“Life is suffering”, the Buddha said. What he meant is that because we find it so difficult to live in the moment, we form expectations of what the future will look like – either that it will change for the better or that it won’t change at all. But it always changes. It never stays the same. And that’s why we’re disappointed. We’re disappointed because we’ve developed pictures of how we want things to be – and they’re not that way. We have desires, hopes, dreams and beliefs of how the future should be, so that when the future isn’t that way, we’re lost in a world that’s somehow unlike what we wanted it to be. We’ve failed to strive towards living in the present and have fallen into the trap of hoping for the future.
A practicing Buddhist who has understood what “All Life is Suffering” means should remember not to just to strive to be in the present when things are difficult in their lives. We should always be striving towards improving our lives and becoming better at living in the moment, no matter what. That’s the only way to avoid suffering – to truly live in the moment and simply do the best you can in every situation without hoping for future results that are in any way outside of your control.
It’s not an easy thing to do, living in the moment. But when you manage to do it – even for just a few minutes – so many of your anxieties, worries and troubles simply slip away.
Life, lived elsewhere than in the present, is often the reason for suffering.

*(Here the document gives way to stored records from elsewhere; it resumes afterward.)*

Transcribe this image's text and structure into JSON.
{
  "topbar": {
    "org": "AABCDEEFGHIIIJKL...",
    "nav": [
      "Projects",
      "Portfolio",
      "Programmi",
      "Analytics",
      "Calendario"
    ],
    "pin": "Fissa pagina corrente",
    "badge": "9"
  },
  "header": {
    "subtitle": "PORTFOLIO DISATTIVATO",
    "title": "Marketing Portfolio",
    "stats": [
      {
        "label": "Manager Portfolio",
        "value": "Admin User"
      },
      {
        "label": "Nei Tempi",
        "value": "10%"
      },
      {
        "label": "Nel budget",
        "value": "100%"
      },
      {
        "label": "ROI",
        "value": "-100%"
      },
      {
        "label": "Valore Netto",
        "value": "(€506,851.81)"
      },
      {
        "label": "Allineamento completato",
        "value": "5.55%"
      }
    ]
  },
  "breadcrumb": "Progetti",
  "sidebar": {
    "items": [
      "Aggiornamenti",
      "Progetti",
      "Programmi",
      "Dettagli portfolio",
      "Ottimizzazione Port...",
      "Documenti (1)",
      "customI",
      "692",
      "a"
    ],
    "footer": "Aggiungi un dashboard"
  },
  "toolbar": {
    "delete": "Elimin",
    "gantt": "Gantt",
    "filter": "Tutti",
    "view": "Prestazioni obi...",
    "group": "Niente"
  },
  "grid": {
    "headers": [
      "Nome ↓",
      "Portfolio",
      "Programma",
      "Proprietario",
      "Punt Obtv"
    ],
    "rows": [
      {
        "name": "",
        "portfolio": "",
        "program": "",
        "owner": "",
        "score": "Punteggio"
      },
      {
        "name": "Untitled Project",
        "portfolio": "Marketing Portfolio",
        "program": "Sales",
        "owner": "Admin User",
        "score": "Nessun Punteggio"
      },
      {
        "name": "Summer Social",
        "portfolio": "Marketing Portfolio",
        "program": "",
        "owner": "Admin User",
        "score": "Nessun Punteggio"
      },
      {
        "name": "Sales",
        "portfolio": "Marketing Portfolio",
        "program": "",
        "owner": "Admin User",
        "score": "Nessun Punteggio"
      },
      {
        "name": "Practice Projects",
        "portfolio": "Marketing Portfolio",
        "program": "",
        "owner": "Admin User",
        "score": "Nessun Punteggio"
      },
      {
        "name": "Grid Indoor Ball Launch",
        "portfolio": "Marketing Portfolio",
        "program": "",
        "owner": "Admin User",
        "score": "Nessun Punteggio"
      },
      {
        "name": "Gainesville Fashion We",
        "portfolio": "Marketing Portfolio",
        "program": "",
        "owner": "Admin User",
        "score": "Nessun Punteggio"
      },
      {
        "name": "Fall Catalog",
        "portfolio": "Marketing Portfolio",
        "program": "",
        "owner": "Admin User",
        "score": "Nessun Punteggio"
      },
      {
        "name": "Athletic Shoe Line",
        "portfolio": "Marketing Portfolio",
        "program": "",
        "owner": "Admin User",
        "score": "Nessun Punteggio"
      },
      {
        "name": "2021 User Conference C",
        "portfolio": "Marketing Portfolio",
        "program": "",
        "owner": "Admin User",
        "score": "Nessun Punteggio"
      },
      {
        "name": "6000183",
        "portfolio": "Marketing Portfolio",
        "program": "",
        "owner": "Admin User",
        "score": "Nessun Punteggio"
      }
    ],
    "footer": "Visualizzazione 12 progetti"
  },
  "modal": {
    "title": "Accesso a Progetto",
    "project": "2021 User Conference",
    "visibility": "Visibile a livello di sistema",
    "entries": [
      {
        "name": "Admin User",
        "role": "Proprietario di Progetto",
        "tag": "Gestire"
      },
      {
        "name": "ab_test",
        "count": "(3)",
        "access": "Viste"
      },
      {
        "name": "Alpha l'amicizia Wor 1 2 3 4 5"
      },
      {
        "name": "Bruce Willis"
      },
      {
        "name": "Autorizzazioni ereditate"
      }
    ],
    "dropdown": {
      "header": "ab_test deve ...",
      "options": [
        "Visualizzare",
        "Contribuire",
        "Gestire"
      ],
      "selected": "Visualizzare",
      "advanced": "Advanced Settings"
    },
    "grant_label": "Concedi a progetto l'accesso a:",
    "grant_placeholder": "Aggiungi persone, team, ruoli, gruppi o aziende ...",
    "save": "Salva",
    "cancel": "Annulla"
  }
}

It’s not as elegant a phrase as “all life is suffering”, but it’s far closer to the truth.